As team captains, Murray, Chinthala, and Keiser spoke to their development as leaders. Murray shares, “I think I’ve grown a lot as a leader. Our team has a lot of personalities, and we’ve all gotten a lot better at communicating with each other. As a leader, understanding how each respective member interacts with the world and how they best perceive criticism is something I’ve become a lot more sensitive to. That’s something that I think is really valuable, because you want to try to get the best out of people.”

Chinthala felt similarly. “I gained my closest friends for the rest of my life. My teammates are the guys who are going to be in my wedding. I learned a lot about myself – time management, how to motivate others and keep people interested.”

All three riders shared experiences of growing close to their alumni networks, learning about team budgets, and balancing academics, extracurriculars, and training. “Even during the early mornings and late nights, I told myself that I came to IU to leave an impact – to leave my footprint,” Chinthala said. “If you’re really dedicated, passionate, you’ll figure out a way to do it. And I’m not the only one who thinks this way – it’s the whole Little 500 community.”

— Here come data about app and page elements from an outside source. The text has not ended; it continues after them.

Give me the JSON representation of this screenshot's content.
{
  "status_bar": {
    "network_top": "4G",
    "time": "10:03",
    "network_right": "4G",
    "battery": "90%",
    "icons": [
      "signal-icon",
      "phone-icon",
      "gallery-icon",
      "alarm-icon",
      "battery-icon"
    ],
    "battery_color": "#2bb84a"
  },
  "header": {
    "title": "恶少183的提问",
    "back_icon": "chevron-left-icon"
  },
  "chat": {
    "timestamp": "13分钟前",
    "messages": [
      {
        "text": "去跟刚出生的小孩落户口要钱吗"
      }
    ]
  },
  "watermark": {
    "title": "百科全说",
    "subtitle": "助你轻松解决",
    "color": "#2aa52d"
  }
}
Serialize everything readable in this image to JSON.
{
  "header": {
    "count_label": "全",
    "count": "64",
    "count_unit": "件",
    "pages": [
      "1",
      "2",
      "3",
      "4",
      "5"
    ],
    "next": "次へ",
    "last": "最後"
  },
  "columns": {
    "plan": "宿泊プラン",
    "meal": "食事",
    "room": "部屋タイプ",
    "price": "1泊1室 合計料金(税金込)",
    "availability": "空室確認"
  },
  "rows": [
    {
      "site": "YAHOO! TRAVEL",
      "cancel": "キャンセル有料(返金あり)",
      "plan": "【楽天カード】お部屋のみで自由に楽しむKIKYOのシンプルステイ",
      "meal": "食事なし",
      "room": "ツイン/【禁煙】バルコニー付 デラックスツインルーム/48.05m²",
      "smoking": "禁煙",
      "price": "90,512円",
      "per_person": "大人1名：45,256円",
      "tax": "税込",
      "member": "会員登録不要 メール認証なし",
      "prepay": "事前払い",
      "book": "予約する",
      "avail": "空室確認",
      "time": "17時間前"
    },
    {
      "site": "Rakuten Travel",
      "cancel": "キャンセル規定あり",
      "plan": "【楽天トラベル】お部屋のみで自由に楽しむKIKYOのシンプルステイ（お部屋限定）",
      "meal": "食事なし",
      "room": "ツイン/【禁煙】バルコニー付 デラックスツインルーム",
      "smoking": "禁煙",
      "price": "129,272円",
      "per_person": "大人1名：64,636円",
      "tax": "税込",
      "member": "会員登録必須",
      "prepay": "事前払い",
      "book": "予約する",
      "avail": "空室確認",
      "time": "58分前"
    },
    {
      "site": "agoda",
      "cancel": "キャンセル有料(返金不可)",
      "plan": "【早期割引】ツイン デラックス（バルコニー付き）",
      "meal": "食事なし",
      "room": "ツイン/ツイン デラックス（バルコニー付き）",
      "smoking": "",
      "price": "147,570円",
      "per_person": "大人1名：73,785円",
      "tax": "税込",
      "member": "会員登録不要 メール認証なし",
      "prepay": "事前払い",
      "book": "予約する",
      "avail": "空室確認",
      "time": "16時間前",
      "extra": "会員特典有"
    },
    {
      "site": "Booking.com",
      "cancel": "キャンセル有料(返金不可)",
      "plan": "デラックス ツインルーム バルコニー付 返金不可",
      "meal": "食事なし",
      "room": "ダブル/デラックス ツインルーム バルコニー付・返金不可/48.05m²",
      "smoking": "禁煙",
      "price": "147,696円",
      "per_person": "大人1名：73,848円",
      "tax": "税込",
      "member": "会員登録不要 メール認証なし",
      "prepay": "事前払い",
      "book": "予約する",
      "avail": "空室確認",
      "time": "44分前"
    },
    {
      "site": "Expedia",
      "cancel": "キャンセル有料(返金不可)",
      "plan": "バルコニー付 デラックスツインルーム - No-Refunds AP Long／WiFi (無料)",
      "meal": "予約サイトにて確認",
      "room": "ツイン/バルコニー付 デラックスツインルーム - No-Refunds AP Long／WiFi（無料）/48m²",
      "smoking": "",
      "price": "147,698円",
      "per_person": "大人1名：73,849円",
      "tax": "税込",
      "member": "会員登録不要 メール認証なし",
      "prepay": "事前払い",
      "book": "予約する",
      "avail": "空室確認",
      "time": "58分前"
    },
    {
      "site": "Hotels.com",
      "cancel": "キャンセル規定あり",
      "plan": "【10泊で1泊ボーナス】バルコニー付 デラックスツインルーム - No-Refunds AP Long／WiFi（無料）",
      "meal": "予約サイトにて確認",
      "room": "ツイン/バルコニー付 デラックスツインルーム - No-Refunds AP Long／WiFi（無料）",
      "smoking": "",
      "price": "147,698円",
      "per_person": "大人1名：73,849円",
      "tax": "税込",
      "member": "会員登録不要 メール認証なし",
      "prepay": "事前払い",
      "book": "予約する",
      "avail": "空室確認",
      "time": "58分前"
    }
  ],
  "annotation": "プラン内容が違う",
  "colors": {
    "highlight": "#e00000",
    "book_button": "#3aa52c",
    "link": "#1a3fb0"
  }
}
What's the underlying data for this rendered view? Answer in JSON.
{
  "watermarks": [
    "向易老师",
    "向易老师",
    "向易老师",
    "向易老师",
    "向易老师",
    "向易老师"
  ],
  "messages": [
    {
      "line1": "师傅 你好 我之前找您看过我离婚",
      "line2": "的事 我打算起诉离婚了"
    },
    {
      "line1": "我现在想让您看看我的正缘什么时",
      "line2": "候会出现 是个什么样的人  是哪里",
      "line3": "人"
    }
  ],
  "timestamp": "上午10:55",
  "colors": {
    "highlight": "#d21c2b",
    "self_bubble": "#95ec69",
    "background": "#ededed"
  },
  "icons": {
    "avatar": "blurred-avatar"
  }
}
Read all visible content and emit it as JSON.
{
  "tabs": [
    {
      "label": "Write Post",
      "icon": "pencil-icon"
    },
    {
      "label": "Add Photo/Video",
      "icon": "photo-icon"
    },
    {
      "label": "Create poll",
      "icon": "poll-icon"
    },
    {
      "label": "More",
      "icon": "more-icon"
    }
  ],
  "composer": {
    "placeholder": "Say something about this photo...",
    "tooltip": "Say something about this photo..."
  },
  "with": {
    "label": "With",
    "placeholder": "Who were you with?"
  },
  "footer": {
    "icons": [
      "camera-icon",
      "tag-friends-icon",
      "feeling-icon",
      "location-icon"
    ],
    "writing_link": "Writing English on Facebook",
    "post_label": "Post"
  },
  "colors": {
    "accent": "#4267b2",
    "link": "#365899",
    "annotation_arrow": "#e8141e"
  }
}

For Keiser, the race was challenging, but he looks forward to improving with his team throughout the next two years. “We had an especially difficult time on race day…three out of our four riders were rookies. The track conditions on race day were abysmal, plus our team couldn’t attend track practice in the six weeks leading up to the race (because our fraternity faced conduct review). Despite these challenges, our team had a great learning experience, and we met many friendly alumni.”


LAMP student Clay Keiser (right) with his team and coach, following the 2021 race. Keiser rode with his fraternity team, Acacia. His team came in 14th. 

When asked if they would continue cycling post-grad, all of the riders responded enthusiastically. “I mean, I love biking. I’ve put so much time and money into it. So yeah, I will definitely continue. I might ride a bit more leisurely now, but I’ll definitely continue,” Chinthala, who will be attending the IU School of Medicine this fall, said. He also plans to help coach his team in the years to come.

Murray, who plans to ride in the race in 2022 as a senior, says, “I hope I am a lifelong cyclist. The thing that really stands out to me is the importance of exercise. And getting outside.” And Keiser, a rising junior, adds, “I plan to keep riding. The Little 500 sets you up so well to make lifelong connections and live a health life.”

Dorsey, Chinthala, Keiser and Murray all say they plan to attend or watch the Little 500 races next year, and are glad they were able to carry on the tradition this year, even though it looked much different than usual. “The work that both IUSF and riders put into this strange year helped ensure the continuation of ‘The World's Greatest College Weekend’ for years to come,” Sasso said.


The Little 500 bycicles hanging in storage, ready for next year.